However, His story does ring with an indictment of the man for a failure to be up front about the less favorable characteristics of his life. The Pharisee’s presentation focused solely on the good things that he had done while ignoring his darker deeds. His approach to God was the equivalent of a man accused of a crime pleading innocent to every crime except the one for which he was accused. Everything that he said was true—but it was incomplete in such a way as to be inaccurate and distorted.
The second man, a tax collector, was just the opposite. At first glance, we might be tempted to think that he suffered from a poor self-image since he spoke only of how bad he was and threw himself upon the mercy of God. While his account seems as unbalanced as the first man’s, in reality it is not.
Whereas the Pharisee assumed that his good deeds somehow outweighed his bad ones and earned Him relationship with God, the second man understood that his sinfulness meant that he couldn’t be good enough to be good enough so he made no pretension. He entered a guilty plea and concluded that divine mercy (rather than his deeds), would have to be the basis for a relationship with God. While this runs counter to so much of the message from our culture, the truth is, it is the truth. And, any image of ourselves that is built on something other than the truth cannot be healthy and ultimately will not stand.
Moreover, it cannot provide a sound basis for relationships with others.

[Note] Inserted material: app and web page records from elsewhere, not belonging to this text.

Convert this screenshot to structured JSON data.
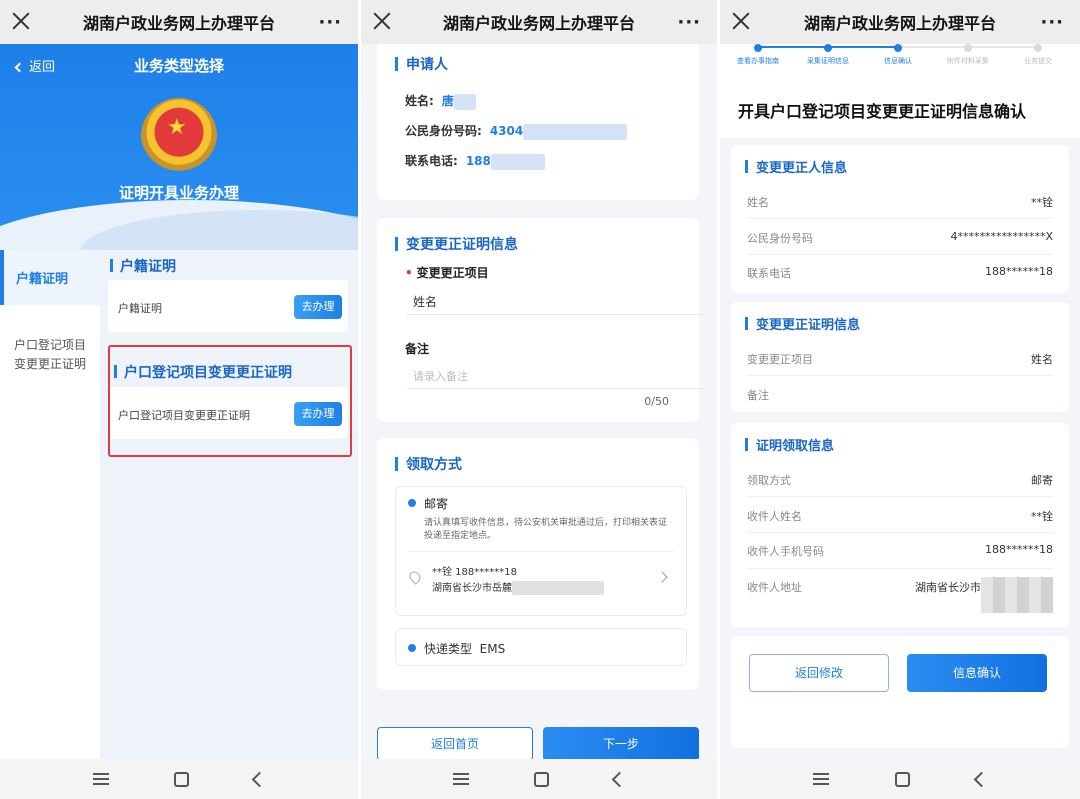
{
  "app_title": "湖南户政业务网上办理平台",
  "more": "···",
  "panel1": {
    "back": "返回",
    "header_title": "业务类型选择",
    "hero_subtitle": "证明开具业务办理",
    "nav_active": "户籍证明",
    "nav_item": "户口登记项目变更更正证明",
    "section1_title": "户籍证明",
    "card1_label": "户籍证明",
    "section2_title": "户口登记项目变更更正证明",
    "card2_label": "户口登记项目变更更正证明",
    "go_button": "去办理"
  },
  "panel2": {
    "applicant_title": "申请人",
    "name_label": "姓名:",
    "name_value": "唐",
    "id_label": "公民身份号码:",
    "id_value": "4304",
    "phone_label": "联系电话:",
    "phone_value": "188",
    "change_title": "变更更正证明信息",
    "item_label": "变更更正项目",
    "item_value": "姓名",
    "remark_label": "备注",
    "remark_placeholder": "请录入备注",
    "remark_counter": "0/50",
    "pickup_title": "领取方式",
    "mail_label": "邮寄",
    "mail_desc": "请认真填写收件信息，待公安机关审批通过后，打印相关表证投递至指定地点。",
    "address_name": "**铨 188******18",
    "address_line": "湖南省长沙市岳麓",
    "express_label": "快递类型",
    "express_value": "EMS",
    "btn_home": "返回首页",
    "btn_next": "下一步"
  },
  "panel3": {
    "steps": [
      "查看办事指南",
      "采集证明信息",
      "信息确认",
      "附件材料采集",
      "业务提交"
    ],
    "current_step": 3,
    "page_heading": "开具户口登记项目变更更正证明信息确认",
    "card1_title": "变更更正人信息",
    "card1_rows": [
      {
        "label": "姓名",
        "value": "**铨"
      },
      {
        "label": "公民身份号码",
        "value": "4****************X"
      },
      {
        "label": "联系电话",
        "value": "188******18"
      }
    ],
    "card2_title": "变更更正证明信息",
    "card2_rows": [
      {
        "label": "变更更正项目",
        "value": "姓名"
      },
      {
        "label": "备注",
        "value": ""
      }
    ],
    "card3_title": "证明领取信息",
    "card3_rows": [
      {
        "label": "领取方式",
        "value": "邮寄"
      },
      {
        "label": "收件人姓名",
        "value": "**铨"
      },
      {
        "label": "收件人手机号码",
        "value": "188******18"
      },
      {
        "label": "收件人地址",
        "value": "湖南省长沙市"
      }
    ],
    "btn_back": "返回修改",
    "btn_confirm": "信息确认"
  },
  "colors": {
    "primary": "#1e7fe9",
    "highlight": "#e23b3b"
  }
}
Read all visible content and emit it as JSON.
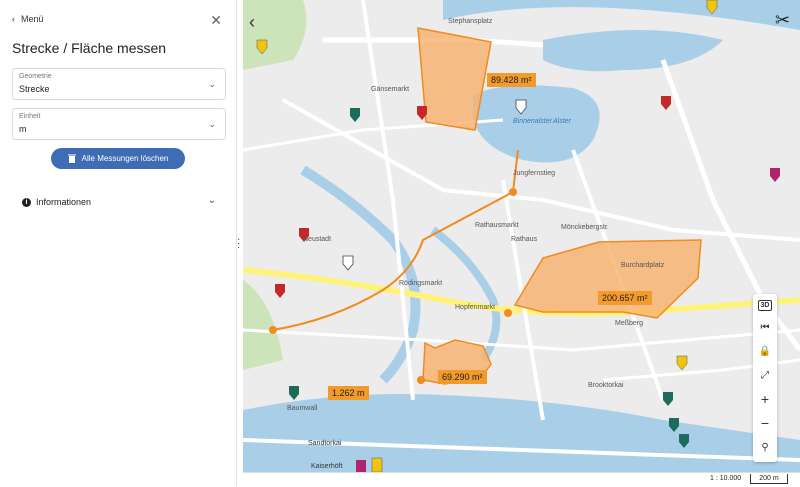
{
  "panel": {
    "back_label": "Menü",
    "title": "Strecke / Fläche messen",
    "geometry": {
      "label": "Geometrie",
      "value": "Strecke"
    },
    "unit": {
      "label": "Einheit",
      "value": "m"
    },
    "delete_label": "Alle Messungen löschen",
    "info_label": "Informationen"
  },
  "map": {
    "measurements": [
      "89.428 m²",
      "200.657 m²",
      "69.290 m²",
      "1.262 m"
    ],
    "labels": [
      "Binnenalster",
      "Alster",
      "Rathausmarkt",
      "Rathaus",
      "Jungfernstieg",
      "Stephansplatz",
      "Gänsemarkt",
      "Mönckebergstr.",
      "Rödingsmarkt",
      "Baumwall",
      "Hopfenmarkt",
      "Meßberg",
      "Brooktorkai",
      "Sandtorkai",
      "Kaiserhöft",
      "Neustadt",
      "Burchardplatz"
    ],
    "controls": {
      "d3": "3D"
    }
  },
  "status": {
    "scale": "1 : 10.000",
    "scalebar": "200 m"
  }
}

As revealing as the parable is, it is Luke’s preface has always startled me with its relational clarity. There were some in Jesus’ audience who “were confident of their own righteousness,” (v. 9). In other words, they were living under the delusion that they were good enough to be good enough. They believed they had merited God’s favor by their virtuous life. As we’ve noted, this isn’t true so it cannot be healthy. A self-image that causes one to boast before God is a relational accident looking for a place to happen. Little wonder that Luke finishes his description of such people by telling us they, ‘looked down on everybody else,” (v. 9). How could they not? If they believed themselves to be good enough to good enough for God, then obviously everyone who didn’t measure up (the rest of the general population), would suffer by comparison.
At this point I’m afraid that it becomes easy to be dismissive of this episode by telling ourselves, Well, I’m okay here because I recognize that I need God’s grace. While it’s certainly good to have the understanding that a healthy relationship between God and man is not possible without God’s grace, that’s recognizing only half of Jesus’ teaching here.
Relationships aren’t just vertical (between God and man), they are also horizontal (between man and man), and Jesus taught in Matthew 22:37-40 that both kinds of relationships are foundational to God and our relationship with Him! This too is the teaching of the parable – the grace that fosters our relationship with God also forms the basis for our relationship with others.
The Pharisee’s pride distanced himself and created a barrier between himself and others. By contrast, the tax collector’s admission of his need for grace tore down those walls and enabled him to see that all people stand together as sinners in need of God’s grace. No one is different, special, or unique in this regard. Everyone is in need of grace.